_Collection entries_:

────────────────────

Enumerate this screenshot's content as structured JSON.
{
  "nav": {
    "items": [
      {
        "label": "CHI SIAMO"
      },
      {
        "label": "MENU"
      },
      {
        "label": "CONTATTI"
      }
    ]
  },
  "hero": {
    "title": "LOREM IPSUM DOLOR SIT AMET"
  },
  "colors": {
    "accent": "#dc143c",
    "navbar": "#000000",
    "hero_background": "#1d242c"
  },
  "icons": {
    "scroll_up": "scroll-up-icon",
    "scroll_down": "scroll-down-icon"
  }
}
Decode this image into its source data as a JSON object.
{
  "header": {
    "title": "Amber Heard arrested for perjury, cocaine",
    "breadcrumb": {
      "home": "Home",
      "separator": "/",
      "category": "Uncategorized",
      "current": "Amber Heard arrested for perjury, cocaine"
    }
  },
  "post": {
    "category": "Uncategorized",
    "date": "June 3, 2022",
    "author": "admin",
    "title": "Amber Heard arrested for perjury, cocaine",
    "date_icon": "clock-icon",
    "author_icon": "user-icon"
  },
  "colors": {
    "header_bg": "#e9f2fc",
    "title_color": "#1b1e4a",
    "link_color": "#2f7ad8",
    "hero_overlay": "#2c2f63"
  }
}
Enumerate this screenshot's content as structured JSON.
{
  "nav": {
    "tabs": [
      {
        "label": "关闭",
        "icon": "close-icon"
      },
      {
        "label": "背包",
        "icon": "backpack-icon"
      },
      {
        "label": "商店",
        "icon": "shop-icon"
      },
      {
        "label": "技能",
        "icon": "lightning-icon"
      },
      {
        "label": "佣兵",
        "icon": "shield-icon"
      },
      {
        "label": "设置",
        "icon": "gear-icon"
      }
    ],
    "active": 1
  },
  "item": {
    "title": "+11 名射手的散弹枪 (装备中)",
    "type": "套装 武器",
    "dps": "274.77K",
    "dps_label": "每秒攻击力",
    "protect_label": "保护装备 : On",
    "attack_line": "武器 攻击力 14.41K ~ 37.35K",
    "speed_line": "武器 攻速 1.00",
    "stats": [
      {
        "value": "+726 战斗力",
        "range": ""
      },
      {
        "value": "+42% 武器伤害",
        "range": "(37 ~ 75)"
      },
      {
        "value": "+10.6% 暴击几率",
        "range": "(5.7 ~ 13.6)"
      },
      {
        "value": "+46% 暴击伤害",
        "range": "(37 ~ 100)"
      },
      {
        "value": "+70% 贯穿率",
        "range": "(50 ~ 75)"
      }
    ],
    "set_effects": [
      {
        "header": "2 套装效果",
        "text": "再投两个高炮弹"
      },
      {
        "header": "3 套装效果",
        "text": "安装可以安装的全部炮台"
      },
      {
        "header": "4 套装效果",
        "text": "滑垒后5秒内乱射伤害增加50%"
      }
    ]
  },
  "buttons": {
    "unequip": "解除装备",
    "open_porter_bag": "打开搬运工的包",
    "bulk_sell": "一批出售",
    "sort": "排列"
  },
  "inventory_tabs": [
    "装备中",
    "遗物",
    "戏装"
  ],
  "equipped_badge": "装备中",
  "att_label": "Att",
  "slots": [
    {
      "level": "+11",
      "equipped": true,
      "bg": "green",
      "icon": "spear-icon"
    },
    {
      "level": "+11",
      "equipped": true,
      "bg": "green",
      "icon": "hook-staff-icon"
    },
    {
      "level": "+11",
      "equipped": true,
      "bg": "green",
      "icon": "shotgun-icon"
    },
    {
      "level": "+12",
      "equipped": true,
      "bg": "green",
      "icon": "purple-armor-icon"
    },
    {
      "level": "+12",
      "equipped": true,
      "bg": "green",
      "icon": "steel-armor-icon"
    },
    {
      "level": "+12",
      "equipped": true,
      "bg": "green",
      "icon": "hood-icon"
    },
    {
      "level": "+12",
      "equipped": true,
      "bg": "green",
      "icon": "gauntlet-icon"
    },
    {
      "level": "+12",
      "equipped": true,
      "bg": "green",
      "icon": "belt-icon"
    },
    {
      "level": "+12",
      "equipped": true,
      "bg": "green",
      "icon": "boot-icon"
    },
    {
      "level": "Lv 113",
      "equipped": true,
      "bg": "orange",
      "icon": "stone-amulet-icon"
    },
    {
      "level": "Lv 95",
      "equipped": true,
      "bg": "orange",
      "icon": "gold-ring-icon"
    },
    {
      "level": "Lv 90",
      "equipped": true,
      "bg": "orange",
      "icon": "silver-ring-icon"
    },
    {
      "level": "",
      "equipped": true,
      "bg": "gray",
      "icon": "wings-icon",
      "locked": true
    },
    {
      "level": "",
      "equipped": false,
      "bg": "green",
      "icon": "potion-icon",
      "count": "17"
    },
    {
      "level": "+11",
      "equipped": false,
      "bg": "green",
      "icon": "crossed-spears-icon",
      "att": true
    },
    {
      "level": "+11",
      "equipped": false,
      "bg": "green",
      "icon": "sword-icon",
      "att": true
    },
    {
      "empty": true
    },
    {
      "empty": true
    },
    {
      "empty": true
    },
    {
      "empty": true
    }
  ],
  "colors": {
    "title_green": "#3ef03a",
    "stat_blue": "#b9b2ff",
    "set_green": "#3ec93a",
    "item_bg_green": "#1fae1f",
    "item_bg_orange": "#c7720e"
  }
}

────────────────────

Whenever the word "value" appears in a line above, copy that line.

        "value": "+726 战斗力",
        "value": "+42% 武器伤害",
        "value": "+10.6% 暴击几率",
        "value": "+46% 暴击伤害",
        "value": "+70% 贯穿率",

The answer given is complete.